__YOUR TASK__
For the entries below, say how many lines hold the word "Documents", with the number as the only reply.

__EXERCISE MATERIAL__
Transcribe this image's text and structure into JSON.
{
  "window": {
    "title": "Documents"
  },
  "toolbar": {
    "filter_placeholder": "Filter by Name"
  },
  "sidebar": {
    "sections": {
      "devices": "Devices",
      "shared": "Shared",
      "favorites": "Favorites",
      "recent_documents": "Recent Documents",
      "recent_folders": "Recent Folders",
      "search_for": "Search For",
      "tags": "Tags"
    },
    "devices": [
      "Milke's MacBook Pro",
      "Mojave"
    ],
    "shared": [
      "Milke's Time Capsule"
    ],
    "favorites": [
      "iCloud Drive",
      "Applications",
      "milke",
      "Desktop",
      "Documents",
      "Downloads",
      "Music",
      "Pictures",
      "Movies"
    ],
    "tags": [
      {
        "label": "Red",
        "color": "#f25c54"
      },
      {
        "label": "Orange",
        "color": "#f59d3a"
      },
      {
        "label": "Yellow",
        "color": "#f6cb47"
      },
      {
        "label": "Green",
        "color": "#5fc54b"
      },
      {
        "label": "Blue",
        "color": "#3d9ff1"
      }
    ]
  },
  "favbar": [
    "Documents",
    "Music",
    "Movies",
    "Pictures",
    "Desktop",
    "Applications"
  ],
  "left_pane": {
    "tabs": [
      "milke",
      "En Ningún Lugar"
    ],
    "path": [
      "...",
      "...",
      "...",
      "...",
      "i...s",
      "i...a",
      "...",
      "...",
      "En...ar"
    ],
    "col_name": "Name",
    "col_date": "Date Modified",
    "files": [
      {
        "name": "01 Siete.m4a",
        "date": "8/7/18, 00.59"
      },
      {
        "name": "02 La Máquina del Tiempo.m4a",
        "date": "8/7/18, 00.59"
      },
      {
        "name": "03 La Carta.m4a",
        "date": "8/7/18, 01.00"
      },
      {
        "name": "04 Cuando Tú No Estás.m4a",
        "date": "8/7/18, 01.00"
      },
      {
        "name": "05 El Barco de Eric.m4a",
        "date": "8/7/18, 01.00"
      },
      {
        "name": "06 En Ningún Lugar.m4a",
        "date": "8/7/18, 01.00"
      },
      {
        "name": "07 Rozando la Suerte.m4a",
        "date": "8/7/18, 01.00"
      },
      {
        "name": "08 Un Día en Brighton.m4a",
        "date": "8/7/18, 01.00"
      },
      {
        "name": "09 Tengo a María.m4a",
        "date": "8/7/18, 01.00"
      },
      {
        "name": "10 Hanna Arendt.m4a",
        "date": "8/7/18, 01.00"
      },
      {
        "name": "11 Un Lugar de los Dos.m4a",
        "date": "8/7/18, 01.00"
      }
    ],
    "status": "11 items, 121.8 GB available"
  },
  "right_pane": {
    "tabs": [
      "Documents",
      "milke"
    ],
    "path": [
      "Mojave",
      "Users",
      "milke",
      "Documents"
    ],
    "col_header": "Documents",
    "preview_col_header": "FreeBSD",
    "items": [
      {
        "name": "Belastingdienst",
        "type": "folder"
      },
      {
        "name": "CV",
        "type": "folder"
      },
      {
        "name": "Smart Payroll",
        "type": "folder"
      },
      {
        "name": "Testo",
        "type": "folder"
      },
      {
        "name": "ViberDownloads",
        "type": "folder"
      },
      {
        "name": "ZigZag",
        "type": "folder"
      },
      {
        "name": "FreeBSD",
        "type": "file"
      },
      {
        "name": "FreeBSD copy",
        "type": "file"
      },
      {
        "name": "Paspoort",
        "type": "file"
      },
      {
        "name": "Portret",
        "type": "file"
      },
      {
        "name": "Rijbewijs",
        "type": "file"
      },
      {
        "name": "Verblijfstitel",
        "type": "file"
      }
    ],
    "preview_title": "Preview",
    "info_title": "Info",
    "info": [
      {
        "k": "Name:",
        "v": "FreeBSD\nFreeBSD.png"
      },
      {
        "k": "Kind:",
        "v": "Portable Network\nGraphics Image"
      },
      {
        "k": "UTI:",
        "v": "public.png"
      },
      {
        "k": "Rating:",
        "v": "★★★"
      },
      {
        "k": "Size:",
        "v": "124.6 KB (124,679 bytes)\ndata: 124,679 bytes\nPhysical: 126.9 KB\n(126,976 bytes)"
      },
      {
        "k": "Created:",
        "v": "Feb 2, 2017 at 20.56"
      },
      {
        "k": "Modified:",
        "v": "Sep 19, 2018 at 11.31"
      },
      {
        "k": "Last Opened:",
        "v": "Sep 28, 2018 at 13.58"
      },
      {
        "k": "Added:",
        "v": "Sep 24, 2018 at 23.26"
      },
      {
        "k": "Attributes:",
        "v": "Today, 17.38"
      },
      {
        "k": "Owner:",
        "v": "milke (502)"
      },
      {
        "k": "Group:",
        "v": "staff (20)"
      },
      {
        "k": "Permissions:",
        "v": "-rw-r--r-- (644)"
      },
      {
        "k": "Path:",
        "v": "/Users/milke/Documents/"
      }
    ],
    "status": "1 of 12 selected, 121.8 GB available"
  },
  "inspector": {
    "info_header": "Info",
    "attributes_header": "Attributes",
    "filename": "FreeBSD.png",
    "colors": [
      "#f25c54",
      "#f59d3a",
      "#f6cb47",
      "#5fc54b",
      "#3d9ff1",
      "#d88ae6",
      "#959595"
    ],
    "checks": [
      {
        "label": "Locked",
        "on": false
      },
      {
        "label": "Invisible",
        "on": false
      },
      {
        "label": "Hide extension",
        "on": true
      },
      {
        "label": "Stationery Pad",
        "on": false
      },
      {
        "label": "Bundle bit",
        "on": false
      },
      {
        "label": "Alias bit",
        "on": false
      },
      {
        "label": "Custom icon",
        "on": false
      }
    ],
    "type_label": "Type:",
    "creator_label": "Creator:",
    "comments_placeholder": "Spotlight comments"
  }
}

__SOLVED PROBLEM__
8